If the block producer is playing the lottery, they can commit a known secret number, then tamper with the blockhash such that the final outcome is favorable.
Now that Ethereum has moved to proof of stake, this attack is harder to pull off, because the malicious producer must be the block producer at the exact block of the reveal.
But if you want to be safe against malicious block producers, you should use chainlink VRF (described next).
A financially equipped attacker can exploit this scheme if sufficiently motivated. Let’s say we pay out a player if the blockhash is even. The attacker can flood the network with high gas transactions to prevent the reveal transaction between blocks 20 and 276. Remember, the blockhash produces zero if the look back is greater than 256. This would be very expensive for the attacker, but it is still a possible attack vector.
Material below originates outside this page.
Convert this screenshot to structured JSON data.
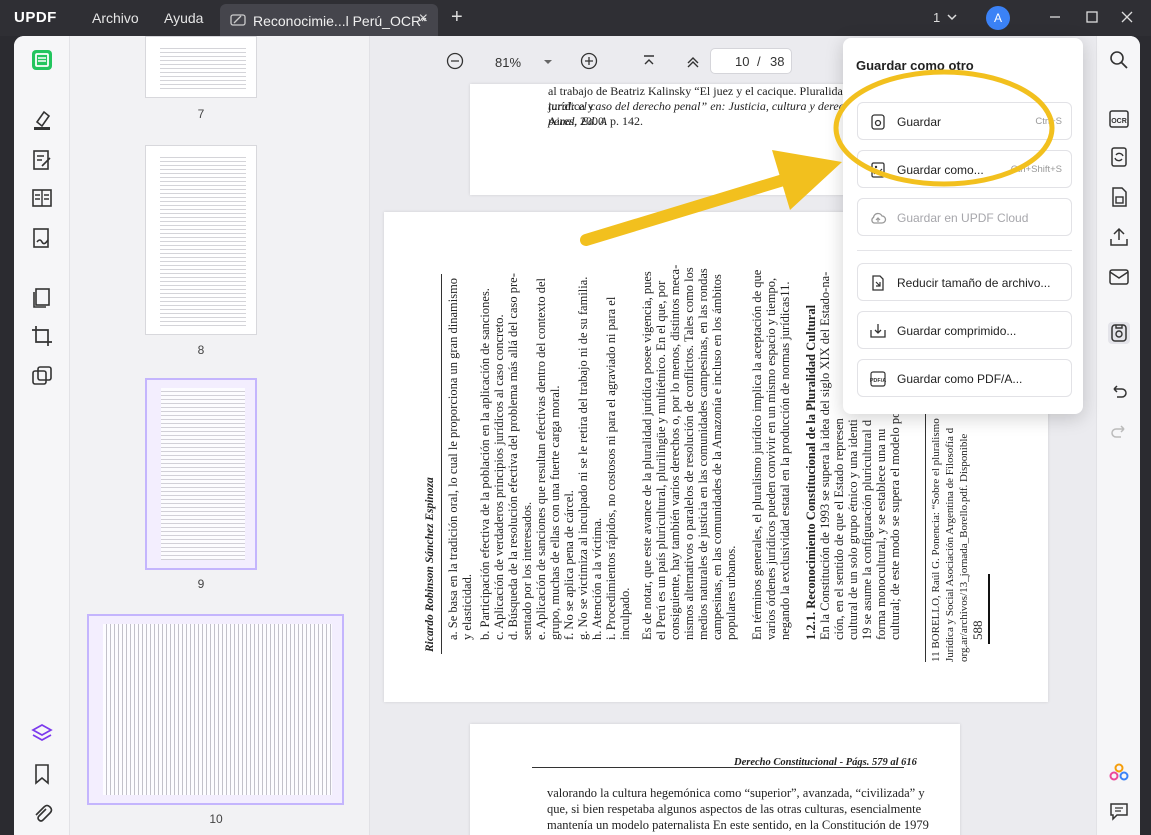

Much has already been written online about how to generate random numbers with Chainlink VRF (Verifiable Random Function). Their documentation is very good and easy to follow. But here is how it works in a nutshell.
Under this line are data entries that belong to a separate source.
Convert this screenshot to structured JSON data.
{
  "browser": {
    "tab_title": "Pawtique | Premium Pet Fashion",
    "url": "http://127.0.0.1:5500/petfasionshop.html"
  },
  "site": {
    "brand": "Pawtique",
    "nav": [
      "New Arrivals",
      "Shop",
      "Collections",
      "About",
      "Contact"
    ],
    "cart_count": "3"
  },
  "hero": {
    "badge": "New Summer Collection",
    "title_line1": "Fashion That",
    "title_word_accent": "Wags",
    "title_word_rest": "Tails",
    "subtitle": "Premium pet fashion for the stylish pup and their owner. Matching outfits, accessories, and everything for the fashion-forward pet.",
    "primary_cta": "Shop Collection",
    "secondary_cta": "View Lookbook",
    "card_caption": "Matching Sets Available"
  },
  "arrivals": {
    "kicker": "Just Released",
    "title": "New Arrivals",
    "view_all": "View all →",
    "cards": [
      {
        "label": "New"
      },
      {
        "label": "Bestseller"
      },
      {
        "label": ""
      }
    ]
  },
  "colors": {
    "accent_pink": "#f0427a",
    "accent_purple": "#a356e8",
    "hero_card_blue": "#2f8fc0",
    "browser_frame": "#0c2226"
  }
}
The smart contract that wants a random number calls the chainlink smart contract requesting a random number (and paying some LINK to cover the cost).
Chainlink will accept the request and wait a specified number of blocks and call back the contract that requested the random number. Chainlink’s algorithm for generating the random number is transparent, so anyone can validate it was created in a fair manner.
Chainlink cannot do this in on transaction, or a malicious player could revert the transaction if they get an outcome they don’t like.
Due to the possibility of chain reorganization, the application specify that the callback happen further into the future for high value use cases.
Chainlink initiates the second transaction, so this saves the user the trouble of authorizing a second transaction. However, there is a literal price to this convenience, as not only must the user pay the gas cost, they (or the application) must also pay LINK token to use the service.
I have to give credit to a conversation I had with gaspack.xyz who came up with the core of this idea.
On obvious UX problem with the above solutions is that they require a delay of some sort, and potentially two transactions. In a blockchain game, players might not appreciate the delay.
How can you do this without creating a vulnerable smart contract?
A semi-decentralized way to get random numbers is to have an offchain random number generator create and cryptographically sign a random number, the sender, and a future blocknumber.
That random number will be concatenated with the future blockhash, and the resulting string will be hashed. This produces the random number. The smart contract responsible for distributing the reward verifies the signature against the sender and block number.
Even if the offchain random number generator isn’t perfectly random, or even slightly malicious, it can’t predict future blockhashes, and doesn’t know what it’s random number will be concatenated with. Because the signature is only valid at a particular block, the player cannot wait for a favorable block before they roll the dice.
There are three ways this scheme can be weak:
The miner controls both the random number generator and is the block producer at the specified time. As long as the block producer and the random number generator don’t collude, this scheme is safe.
The random number produces the same number over and over. In this case, the miner can easily predict how he or she should tamper with the hash.
There needs to be a way for players to avoid getting several random numbers so they can try until results are favorable. This necessarily requires some kind of off-chain gating which will likely be less transparent and secure.
It is possible to mitigate these drawbacks to a certain degree by further decentralizing the random number producer. For example, you could use block hashes on the bitcoin network as a source of random numbers. This will make it transparent if funny business is going on.